Investors were happily greeted with a surprise on Tuesday after the reporting of better-than-expected retail sales numbers that suggest the consumer spending market may be alive and well after all.
In December, the headline retail sales reading jumped 0.2%, which was above the Briefing.com estimate calling for a flat result. Even after adjusting for the volatile auto sales, the core retail sales reading surged 0.7% compared to the 0.4% consensus estimate.
The results offer some encouragement for spending this year in the retail sector and were much needed, given the recent downward guidance from several retailers.
Now, don’t get too giddy and go out and buy retail stocks at random. It’s not that easy. Investing in retail stocks at this time requires careful thought and evaluation. But with the right investments, there’s some money to be made in the retail sector.
The National Retail Federation also reported some encouraging numbers for the retail sector. Excluding auto, gas station, and restaurant sales, retail sales advanced 3.8% in November and December.
Sounds good on the surface, but there may be some underlying issues surfacing in the retail sector. About 25 of the 29 retailers that issued earnings guidance, unfortunately, offered a negative outlook. (Source: O’Donnell, J., “Holiday sales paint mixed picture for retailers,” USA Today, January 14, 2014.)
The stats put forth are non-conducive to a rally in the retail sector and, in fact, represent a troubled retail climate that is facing lower income from middle-class consumers.
Even the discounted retail sector area is showing some weakness in growth. Family Dollar Stores, Inc. (NYSE/FDO) offered a soft tone in its outlook and blamed a competitive retail sector environment.
The reality is that we need to see more jobs creation in areas that will, in turn, allow for greater spending, driving up the multiplier effect of spending in the retail sector.
Overall, I suggest that you tread carefully in the retail sector and look for stocks that have dominance in a certain niche.
You might also consider sticking with the big-box stores, such as Costco Wholesale Corporation (NASDAQ/COST) and Wal-Mart Stores, Inc. (NYSE/WMT).
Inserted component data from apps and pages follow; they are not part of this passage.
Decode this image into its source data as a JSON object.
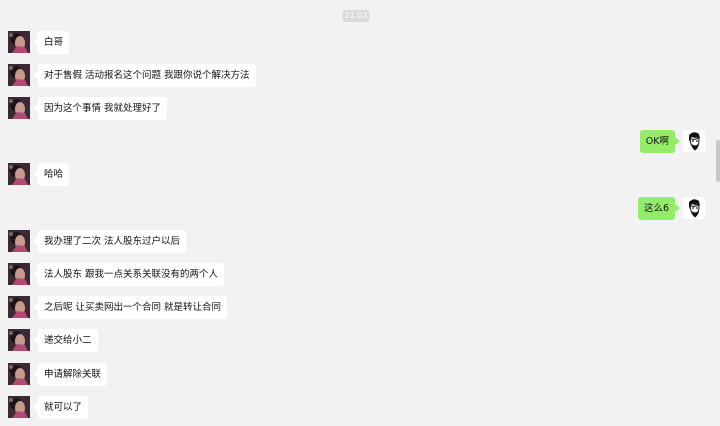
{
  "timestamp": "21:03",
  "messages": [
    {
      "side": "left",
      "text": "白哥"
    },
    {
      "side": "left",
      "text": "对于售假 活动报名这个问题 我跟你说个解决方法"
    },
    {
      "side": "left",
      "text": "因为这个事情 我就处理好了"
    },
    {
      "side": "right",
      "text": "OK啊"
    },
    {
      "side": "left",
      "text": "哈哈"
    },
    {
      "side": "right",
      "text": "这么6"
    },
    {
      "side": "left",
      "text": "我办理了二次 法人股东过户以后"
    },
    {
      "side": "left",
      "text": "法人股东 跟我一点关系关联没有的两个人"
    },
    {
      "side": "left",
      "text": "之后呢 让买卖网出一个合同 就是转让合同"
    },
    {
      "side": "left",
      "text": "递交给小二"
    },
    {
      "side": "left",
      "text": "申请解除关联"
    },
    {
      "side": "left",
      "text": "就可以了"
    }
  ],
  "colors": {
    "background": "#f2f2f2",
    "bubble_incoming": "#ffffff",
    "bubble_outgoing": "#95ec69"
  },
  "icons": {
    "incoming_avatar": "contact-avatar-icon",
    "outgoing_avatar": "self-avatar-icon"
  }
}
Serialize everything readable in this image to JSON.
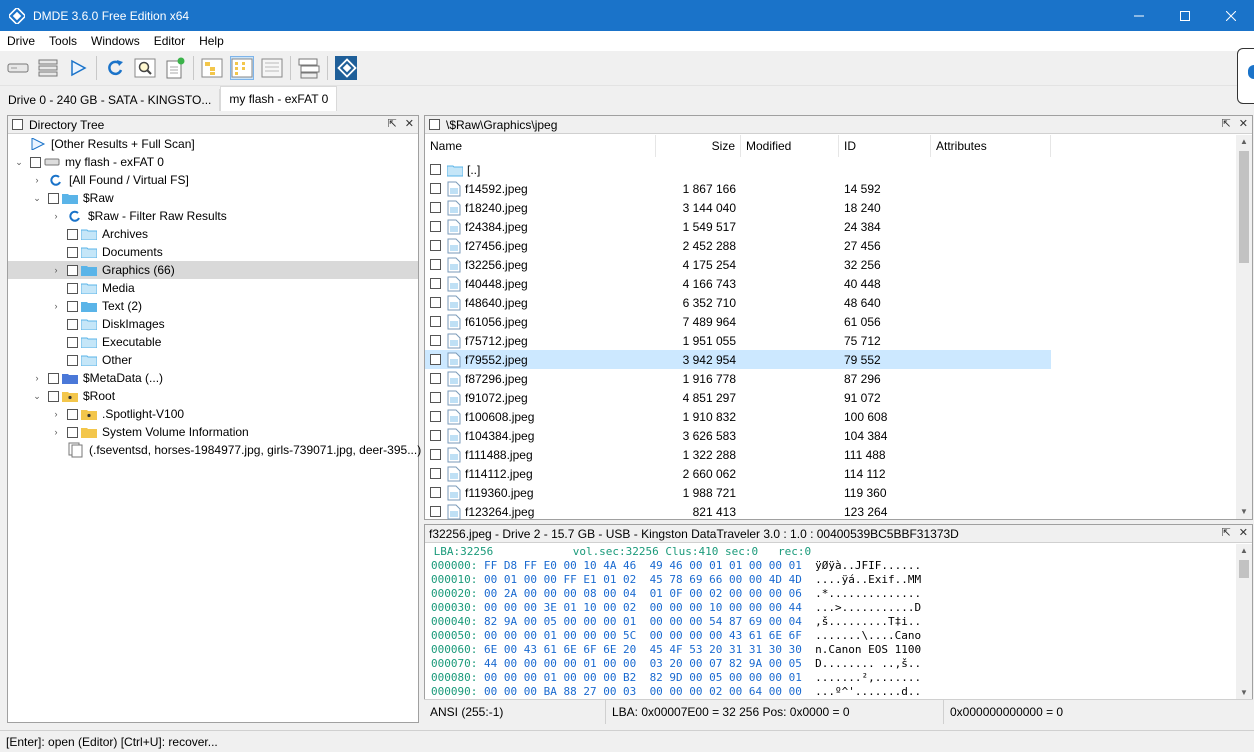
{
  "window": {
    "title": "DMDE 3.6.0 Free Edition x64"
  },
  "menu": [
    "Drive",
    "Tools",
    "Windows",
    "Editor",
    "Help"
  ],
  "toolbar": {
    "icons": [
      "drive-icon",
      "volumes-icon",
      "play-icon",
      "refresh-icon",
      "search-icon",
      "new-file-icon",
      "tree-view-icon",
      "list-view-icon",
      "details-view-icon",
      "panels-icon",
      "dmde-logo-icon"
    ]
  },
  "tabs": [
    {
      "label": "Drive 0 - 240 GB - SATA - KINGSTO..."
    },
    {
      "label": "my flash - exFAT 0"
    }
  ],
  "tree": {
    "title": "Directory Tree",
    "items": [
      {
        "label": "[Other Results + Full Scan]"
      },
      {
        "label": "my flash - exFAT 0"
      },
      {
        "label": "[All Found / Virtual FS]"
      },
      {
        "label": "$Raw"
      },
      {
        "label": "$Raw - Filter Raw Results"
      },
      {
        "label": "Archives"
      },
      {
        "label": "Documents"
      },
      {
        "label": "Graphics (66)"
      },
      {
        "label": "Media"
      },
      {
        "label": "Text (2)"
      },
      {
        "label": "DiskImages"
      },
      {
        "label": "Executable"
      },
      {
        "label": "Other"
      },
      {
        "label": "$MetaData (...)"
      },
      {
        "label": "$Root"
      },
      {
        "label": ".Spotlight-V100"
      },
      {
        "label": "System Volume Information"
      },
      {
        "label": "(.fseventsd, horses-1984977.jpg, girls-739071.jpg, deer-395...)"
      }
    ]
  },
  "files": {
    "path": "\\$Raw\\Graphics\\jpeg",
    "columns": {
      "name": "Name",
      "size": "Size",
      "modified": "Modified",
      "id": "ID",
      "attributes": "Attributes"
    },
    "rows": [
      {
        "name": "[..]",
        "size": "",
        "id": ""
      },
      {
        "name": "f14592.jpeg",
        "size": "1 867 166",
        "id": "14 592"
      },
      {
        "name": "f18240.jpeg",
        "size": "3 144 040",
        "id": "18 240"
      },
      {
        "name": "f24384.jpeg",
        "size": "1 549 517",
        "id": "24 384"
      },
      {
        "name": "f27456.jpeg",
        "size": "2 452 288",
        "id": "27 456"
      },
      {
        "name": "f32256.jpeg",
        "size": "4 175 254",
        "id": "32 256"
      },
      {
        "name": "f40448.jpeg",
        "size": "4 166 743",
        "id": "40 448"
      },
      {
        "name": "f48640.jpeg",
        "size": "6 352 710",
        "id": "48 640"
      },
      {
        "name": "f61056.jpeg",
        "size": "7 489 964",
        "id": "61 056"
      },
      {
        "name": "f75712.jpeg",
        "size": "1 951 055",
        "id": "75 712"
      },
      {
        "name": "f79552.jpeg",
        "size": "3 942 954",
        "id": "79 552"
      },
      {
        "name": "f87296.jpeg",
        "size": "1 916 778",
        "id": "87 296"
      },
      {
        "name": "f91072.jpeg",
        "size": "4 851 297",
        "id": "91 072"
      },
      {
        "name": "f100608.jpeg",
        "size": "1 910 832",
        "id": "100 608"
      },
      {
        "name": "f104384.jpeg",
        "size": "3 626 583",
        "id": "104 384"
      },
      {
        "name": "f111488.jpeg",
        "size": "1 322 288",
        "id": "111 488"
      },
      {
        "name": "f114112.jpeg",
        "size": "2 660 062",
        "id": "114 112"
      },
      {
        "name": "f119360.jpeg",
        "size": "1 988 721",
        "id": "119 360"
      },
      {
        "name": "f123264.jpeg",
        "size": "821 413",
        "id": "123 264"
      }
    ]
  },
  "hex": {
    "title": "f32256.jpeg - Drive 2 - 15.7 GB - USB - Kingston DataTraveler 3.0 : 1.0 : 00400539BC5BBF31373D",
    "info": " LBA:32256            vol.sec:32256 Clus:410 sec:0   rec:0",
    "rows": [
      {
        "off": "000000:",
        "b1": "FF D8 FF E0 00 10 4A 46",
        "b2": "49 46 00 01 01 00 00 01",
        "asc": "ÿØÿà..JFIF......"
      },
      {
        "off": "000010:",
        "b1": "00 01 00 00 FF E1 01 02",
        "b2": "45 78 69 66 00 00 4D 4D",
        "asc": "....ÿá..Exif..MM"
      },
      {
        "off": "000020:",
        "b1": "00 2A 00 00 00 08 00 04",
        "b2": "01 0F 00 02 00 00 00 06",
        "asc": ".*.............."
      },
      {
        "off": "000030:",
        "b1": "00 00 00 3E 01 10 00 02",
        "b2": "00 00 00 10 00 00 00 44",
        "asc": "...>...........D"
      },
      {
        "off": "000040:",
        "b1": "82 9A 00 05 00 00 00 01",
        "b2": "00 00 00 54 87 69 00 04",
        "asc": ",š.........T‡i.."
      },
      {
        "off": "000050:",
        "b1": "00 00 00 01 00 00 00 5C",
        "b2": "00 00 00 00 43 61 6E 6F",
        "asc": ".......\\....Cano"
      },
      {
        "off": "000060:",
        "b1": "6E 00 43 61 6E 6F 6E 20",
        "b2": "45 4F 53 20 31 31 30 30",
        "asc": "n.Canon EOS 1100"
      },
      {
        "off": "000070:",
        "b1": "44 00 00 00 00 01 00 00",
        "b2": "03 20 00 07 82 9A 00 05",
        "asc": "D........ ..,š.."
      },
      {
        "off": "000080:",
        "b1": "00 00 00 01 00 00 00 B2",
        "b2": "82 9D 00 05 00 00 00 01",
        "asc": ".......²,......."
      },
      {
        "off": "000090:",
        "b1": "00 00 00 BA 88 27 00 03",
        "b2": "00 00 00 02 00 64 00 00",
        "asc": "...º^'.......d.."
      }
    ],
    "status": {
      "mode": "ANSI (255:-1)",
      "lba": "LBA: 0x00007E00 = 32 256  Pos: 0x0000 = 0",
      "value": "0x000000000000 = 0"
    }
  },
  "statusbar": {
    "text": "[Enter]: open (Editor)  [Ctrl+U]: recover..."
  },
  "colors": {
    "titlebar": "#1a73c9",
    "selection": "#cce8ff",
    "folder": "#5ab4e8",
    "folder_yellow": "#f3c64b"
  }
}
I also continue to like the discount dollar stores in spite of the soft outlook from Family Dollar. Consider taking a closer look at Dollar General Corporation (NYSE/DG), PriceSmart, Inc. (NASDAQ/PSMT), and Five Below, Inc. (NASDAQ/FIVE).
If you want a speculative contrarian retail sector play in discount stores, take a look at Stage Stores, Inc. (NYSE/SSI). Stage Stores sells reasonably priced brand and private label apparel, accessories, cosmetics, and footwear for women, men, and kids. The retail network includes about 872 stores located primarily in small- and mid-sized towns in 40 states.
Chart courtesy of www.StockCharts.com
Stage Stores is a contrarian pick that has vastly underperformed the broader market. The stock is down 15.83% over the last 52 weeks versus a 24.87% advance by the S&P 500.
Alternatively, if you are looking to take advantage of the surging consumer spending outside of the U.S., you may want to consider those stocks with a presence in China, or an exchange-traded fund (ETF) like Global X China Consumer ETF (NYSEArca/CHIQ), which you can read more about in “OECD Predicts China #1 Economy by 2016; Consumer Spending to Soar.”